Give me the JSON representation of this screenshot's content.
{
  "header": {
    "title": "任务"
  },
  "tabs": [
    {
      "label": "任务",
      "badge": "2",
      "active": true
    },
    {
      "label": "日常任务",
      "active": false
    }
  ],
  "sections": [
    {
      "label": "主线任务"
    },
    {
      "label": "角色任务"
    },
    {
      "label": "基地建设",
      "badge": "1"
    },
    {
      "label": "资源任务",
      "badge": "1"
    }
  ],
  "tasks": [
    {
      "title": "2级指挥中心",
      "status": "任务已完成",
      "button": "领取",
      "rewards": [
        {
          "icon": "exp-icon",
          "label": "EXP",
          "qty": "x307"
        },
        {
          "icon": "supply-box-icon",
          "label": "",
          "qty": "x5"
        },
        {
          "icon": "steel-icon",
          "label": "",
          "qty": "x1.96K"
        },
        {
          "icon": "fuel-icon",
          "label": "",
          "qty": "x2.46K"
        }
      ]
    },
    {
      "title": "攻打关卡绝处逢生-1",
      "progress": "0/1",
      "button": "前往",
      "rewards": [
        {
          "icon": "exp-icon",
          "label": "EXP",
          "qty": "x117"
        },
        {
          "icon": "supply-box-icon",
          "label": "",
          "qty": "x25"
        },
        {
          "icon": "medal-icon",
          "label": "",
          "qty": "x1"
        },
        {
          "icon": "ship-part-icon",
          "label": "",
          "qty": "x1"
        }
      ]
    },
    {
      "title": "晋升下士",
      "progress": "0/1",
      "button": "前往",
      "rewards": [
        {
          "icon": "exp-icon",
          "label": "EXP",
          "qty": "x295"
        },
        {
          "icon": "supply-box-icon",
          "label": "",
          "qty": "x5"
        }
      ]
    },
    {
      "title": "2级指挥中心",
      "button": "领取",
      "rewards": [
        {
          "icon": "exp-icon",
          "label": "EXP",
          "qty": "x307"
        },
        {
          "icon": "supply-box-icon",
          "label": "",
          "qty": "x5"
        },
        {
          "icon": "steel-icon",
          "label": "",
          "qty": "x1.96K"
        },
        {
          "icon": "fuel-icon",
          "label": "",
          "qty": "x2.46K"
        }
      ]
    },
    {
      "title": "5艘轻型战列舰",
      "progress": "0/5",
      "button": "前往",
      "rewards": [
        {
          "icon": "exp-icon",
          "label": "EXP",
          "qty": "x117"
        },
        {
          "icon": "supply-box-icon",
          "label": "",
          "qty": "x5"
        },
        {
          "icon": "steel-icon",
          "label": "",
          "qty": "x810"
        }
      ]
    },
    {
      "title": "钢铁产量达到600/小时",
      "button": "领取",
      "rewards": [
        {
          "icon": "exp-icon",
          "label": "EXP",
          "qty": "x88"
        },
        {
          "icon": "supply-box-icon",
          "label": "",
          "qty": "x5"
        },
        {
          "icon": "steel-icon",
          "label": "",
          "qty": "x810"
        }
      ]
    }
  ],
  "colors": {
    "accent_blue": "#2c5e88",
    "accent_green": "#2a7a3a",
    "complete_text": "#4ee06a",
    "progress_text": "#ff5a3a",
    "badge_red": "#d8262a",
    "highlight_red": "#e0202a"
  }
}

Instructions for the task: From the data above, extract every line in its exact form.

Output of the exercise:
Give me the JSON representation of this screenshot's content.
{
  "header": {
    "title": "任务"
  },
  "tabs": [
    {
      "label": "任务",
      "badge": "2",
      "active": true
    },
    {
      "label": "日常任务",
      "active": false
    }
  ],
  "sections": [
    {
      "label": "主线任务"
    },
    {
      "label": "角色任务"
    },
    {
      "label": "基地建设",
      "badge": "1"
    },
    {
      "label": "资源任务",
      "badge": "1"
    }
  ],
  "tasks": [
    {
      "title": "2级指挥中心",
      "status": "任务已完成",
      "button": "领取",
      "rewards": [
        {
          "icon": "exp-icon",
          "label": "EXP",
          "qty": "x307"
        },
        {
          "icon": "supply-box-icon",
          "label": "",
          "qty": "x5"
        },
        {
          "icon": "steel-icon",
          "label": "",
          "qty": "x1.96K"
        },
        {
          "icon": "fuel-icon",
          "label": "",
          "qty": "x2.46K"
        }
      ]
    },
    {
      "title": "攻打关卡绝处逢生-1",
      "progress": "0/1",
      "button": "前往",
      "rewards": [
        {
          "icon": "exp-icon",
          "label": "EXP",
          "qty": "x117"
        },
        {
          "icon": "supply-box-icon",
          "label": "",
          "qty": "x25"
        },
        {
          "icon": "medal-icon",
          "label": "",
          "qty": "x1"
        },
        {
          "icon": "ship-part-icon",
          "label": "",
          "qty": "x1"
        }
      ]
    },
    {
      "title": "晋升下士",
      "progress": "0/1",
      "button": "前往",
      "rewards": [
        {
          "icon": "exp-icon",
          "label": "EXP",
          "qty": "x295"
        },
        {
          "icon": "supply-box-icon",
          "label": "",
          "qty": "x5"
        }
      ]
    },
    {
      "title": "2级指挥中心",
      "button": "领取",
      "rewards": [
        {
          "icon": "exp-icon",
          "label": "EXP",
          "qty": "x307"
        },
        {
          "icon": "supply-box-icon",
          "label": "",
          "qty": "x5"
        },
        {
          "icon": "steel-icon",
          "label": "",
          "qty": "x1.96K"
        },
        {
          "icon": "fuel-icon",
          "label": "",
          "qty": "x2.46K"
        }
      ]
    },
    {
      "title": "5艘轻型战列舰",
      "progress": "0/5",
      "button": "前往",
      "rewards": [
        {
          "icon": "exp-icon",
          "label": "EXP",
          "qty": "x117"
        },
        {
          "icon": "supply-box-icon",
          "label": "",
          "qty": "x5"
        },
        {
          "icon": "steel-icon",
          "label": "",
          "qty": "x810"
        }
      ]
    },
    {
      "title": "钢铁产量达到600/小时",
      "button": "领取",
      "rewards": [
        {
          "icon": "exp-icon",
          "label": "EXP",
          "qty": "x88"
        },
        {
          "icon": "supply-box-icon",
          "label": "",
          "qty": "x5"
        },
        {
          "icon": "steel-icon",
          "label": "",
          "qty": "x810"
        }
      ]
    }
  ],
  "colors": {
    "accent_blue": "#2c5e88",
    "accent_green": "#2a7a3a",
    "complete_text": "#4ee06a",
    "progress_text": "#ff5a3a",
    "badge_red": "#d8262a",
    "highlight_red": "#e0202a"
  }
}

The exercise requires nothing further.